The World Health Organisation (WHO) has dropped the term ‘counterfeit’ and retained ‘falsified’ to describe medicines of inferior quality.
This decision was taken by a WHO’s technical working group on draft working definitions of substandard/spurious /falsely-labelled/falsified/counterfeit (SSFFC) medical products.
It settles longstanding India, EU medicine dispute and battle about labelling of drugs. It is considered as a significant victory for the global access to medicines campaign.
What is the issue?
- The above mentioned terms were used interchangeably to confiscate Indian made cheap generic drugs exported to other countries by showing that they were in violation of Intellectual Property Rights (IPR).
- It was also alleged that big pharmaceutical companies were using term ‘counterfeit’ to describe generic medicines and disrupting trade of generic medicines especially from India.
- Even the European Union Free Trade Agreement (EU FTA) was derailed after affordable, safe-to-use generic drugs made in India were confiscated as ‘illegal’ and ‘counterfeit.’
- Between 2008 and 2009, nearly 20 shipments of generic drugs were detained while in transit from India to several developing countries via Europe.
What were the concerns?

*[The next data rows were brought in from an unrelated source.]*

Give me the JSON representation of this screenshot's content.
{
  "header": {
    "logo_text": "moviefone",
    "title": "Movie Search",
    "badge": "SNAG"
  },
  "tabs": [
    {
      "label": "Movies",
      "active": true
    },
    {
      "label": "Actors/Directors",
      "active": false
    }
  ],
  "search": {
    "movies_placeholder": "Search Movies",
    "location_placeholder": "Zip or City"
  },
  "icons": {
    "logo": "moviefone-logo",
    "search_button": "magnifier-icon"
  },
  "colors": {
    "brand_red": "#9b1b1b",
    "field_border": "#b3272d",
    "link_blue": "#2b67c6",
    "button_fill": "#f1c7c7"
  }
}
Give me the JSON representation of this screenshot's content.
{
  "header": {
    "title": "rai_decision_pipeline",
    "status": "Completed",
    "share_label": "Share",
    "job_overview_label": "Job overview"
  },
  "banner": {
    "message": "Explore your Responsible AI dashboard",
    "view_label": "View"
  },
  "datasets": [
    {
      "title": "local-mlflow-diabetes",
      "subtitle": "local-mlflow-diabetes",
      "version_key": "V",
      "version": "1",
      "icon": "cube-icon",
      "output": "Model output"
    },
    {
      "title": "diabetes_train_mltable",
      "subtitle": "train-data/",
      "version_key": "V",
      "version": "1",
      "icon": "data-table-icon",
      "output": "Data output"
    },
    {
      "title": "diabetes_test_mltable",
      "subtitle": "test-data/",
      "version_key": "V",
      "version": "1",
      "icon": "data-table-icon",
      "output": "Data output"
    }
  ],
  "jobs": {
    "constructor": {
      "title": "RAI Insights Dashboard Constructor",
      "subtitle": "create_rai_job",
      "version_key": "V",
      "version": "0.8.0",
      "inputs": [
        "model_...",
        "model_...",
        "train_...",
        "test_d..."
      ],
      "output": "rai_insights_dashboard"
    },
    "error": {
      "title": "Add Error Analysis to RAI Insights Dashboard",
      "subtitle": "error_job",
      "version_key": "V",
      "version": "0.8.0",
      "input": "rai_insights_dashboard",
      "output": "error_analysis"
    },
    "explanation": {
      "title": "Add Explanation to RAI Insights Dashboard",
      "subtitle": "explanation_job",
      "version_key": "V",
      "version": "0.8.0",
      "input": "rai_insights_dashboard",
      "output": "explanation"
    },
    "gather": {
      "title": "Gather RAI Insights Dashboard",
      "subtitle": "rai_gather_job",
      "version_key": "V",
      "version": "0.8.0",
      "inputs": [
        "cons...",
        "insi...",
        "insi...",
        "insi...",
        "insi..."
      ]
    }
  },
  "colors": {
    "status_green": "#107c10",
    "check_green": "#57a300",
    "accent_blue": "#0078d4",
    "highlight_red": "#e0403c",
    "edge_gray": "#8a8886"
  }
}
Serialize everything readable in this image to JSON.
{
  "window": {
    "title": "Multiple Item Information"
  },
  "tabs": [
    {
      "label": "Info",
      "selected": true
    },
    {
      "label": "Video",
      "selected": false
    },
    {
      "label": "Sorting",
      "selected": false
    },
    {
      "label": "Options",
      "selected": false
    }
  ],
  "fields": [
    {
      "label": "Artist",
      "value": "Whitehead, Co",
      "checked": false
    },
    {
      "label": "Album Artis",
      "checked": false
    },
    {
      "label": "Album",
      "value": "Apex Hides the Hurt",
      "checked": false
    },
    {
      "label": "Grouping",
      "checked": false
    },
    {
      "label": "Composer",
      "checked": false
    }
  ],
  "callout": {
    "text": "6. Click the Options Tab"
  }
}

- Under the Agreement on Trade-Related Aspects of Intellectual Property Rights (TRIPS) — the definition of counterfeit was clearly targeted at one particular area.
- It clearly mentioned that it is wilful infringement of trademark on a commercial scale.
- However in reality, campaigns and legislation against counterfeit drugs often have nothing to do with concerns about drug quality.
- The major European and US pharmaceutical companies used these rules for vested interest by limiting competition from generic drugs.
- They were using increased enforcement of IP laws as a tool to clamp down on the legitimate trade in high-quality generic medicines between developing countries
Significance of WHO decision
- The adopted definition will use falsified and drops the word counterfeit. The term falsified is much more in line with public health concerns regarding medicines.
- It makes false claims about what they contain or where they are from, that represent a genuine problem.
- It clarifies that the term ‘counterfeit’ will now be used by member States with respect to protection of IPR.
- Settles a long-standing battle about labelling of drugs as for far too long, genuine generic medicines have been labelled as counterfeit.
- Removes confusion on the much needed attention from the substandard medicines — which is a bigger public health problem for developing countries.
WHO is a specialized agency of the United Nations that is concerned with international public health. It was established on 7 April 1948. It is headquartered in Geneva, Switzerland.